Dataset rows describing interfaces
= = = = =

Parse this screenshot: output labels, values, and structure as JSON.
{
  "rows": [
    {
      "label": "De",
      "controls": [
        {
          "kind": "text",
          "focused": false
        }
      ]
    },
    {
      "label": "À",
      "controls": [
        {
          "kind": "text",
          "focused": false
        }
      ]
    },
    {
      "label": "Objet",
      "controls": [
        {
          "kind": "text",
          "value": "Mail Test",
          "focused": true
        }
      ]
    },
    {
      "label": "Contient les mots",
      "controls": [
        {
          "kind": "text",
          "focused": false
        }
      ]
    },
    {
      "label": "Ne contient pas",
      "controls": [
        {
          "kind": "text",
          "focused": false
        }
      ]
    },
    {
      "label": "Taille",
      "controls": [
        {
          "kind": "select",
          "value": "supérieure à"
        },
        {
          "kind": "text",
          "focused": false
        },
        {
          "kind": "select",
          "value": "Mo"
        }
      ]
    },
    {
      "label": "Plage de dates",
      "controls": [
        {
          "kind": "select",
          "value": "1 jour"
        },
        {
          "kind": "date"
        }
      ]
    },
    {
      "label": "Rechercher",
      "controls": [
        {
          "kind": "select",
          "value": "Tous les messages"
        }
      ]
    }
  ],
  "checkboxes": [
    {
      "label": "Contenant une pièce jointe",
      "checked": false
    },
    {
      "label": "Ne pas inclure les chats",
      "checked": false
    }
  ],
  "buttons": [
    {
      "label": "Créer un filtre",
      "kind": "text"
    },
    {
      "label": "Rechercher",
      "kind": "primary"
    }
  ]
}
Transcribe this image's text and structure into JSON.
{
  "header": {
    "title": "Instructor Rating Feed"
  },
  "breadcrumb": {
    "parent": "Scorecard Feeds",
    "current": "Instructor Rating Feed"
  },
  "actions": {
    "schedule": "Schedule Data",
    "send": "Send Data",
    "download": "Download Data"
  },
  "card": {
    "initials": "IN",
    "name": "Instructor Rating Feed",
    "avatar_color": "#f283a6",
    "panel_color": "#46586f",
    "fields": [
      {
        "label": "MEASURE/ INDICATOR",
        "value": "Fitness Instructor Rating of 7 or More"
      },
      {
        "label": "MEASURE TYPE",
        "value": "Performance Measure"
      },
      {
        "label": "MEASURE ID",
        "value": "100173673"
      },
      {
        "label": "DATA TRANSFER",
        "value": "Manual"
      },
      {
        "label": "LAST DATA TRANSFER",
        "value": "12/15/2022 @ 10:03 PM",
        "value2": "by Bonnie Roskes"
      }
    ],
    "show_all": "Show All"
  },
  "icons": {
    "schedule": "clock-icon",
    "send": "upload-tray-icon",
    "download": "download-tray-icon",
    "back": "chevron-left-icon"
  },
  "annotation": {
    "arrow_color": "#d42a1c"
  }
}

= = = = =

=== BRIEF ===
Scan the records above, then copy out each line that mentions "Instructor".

=== RESULT BELOW ===
    "title": "Instructor Rating Feed"
    "current": "Instructor Rating Feed"
    "name": "Instructor Rating Feed",
        "value": "Fitness Instructor Rating of 7 or More"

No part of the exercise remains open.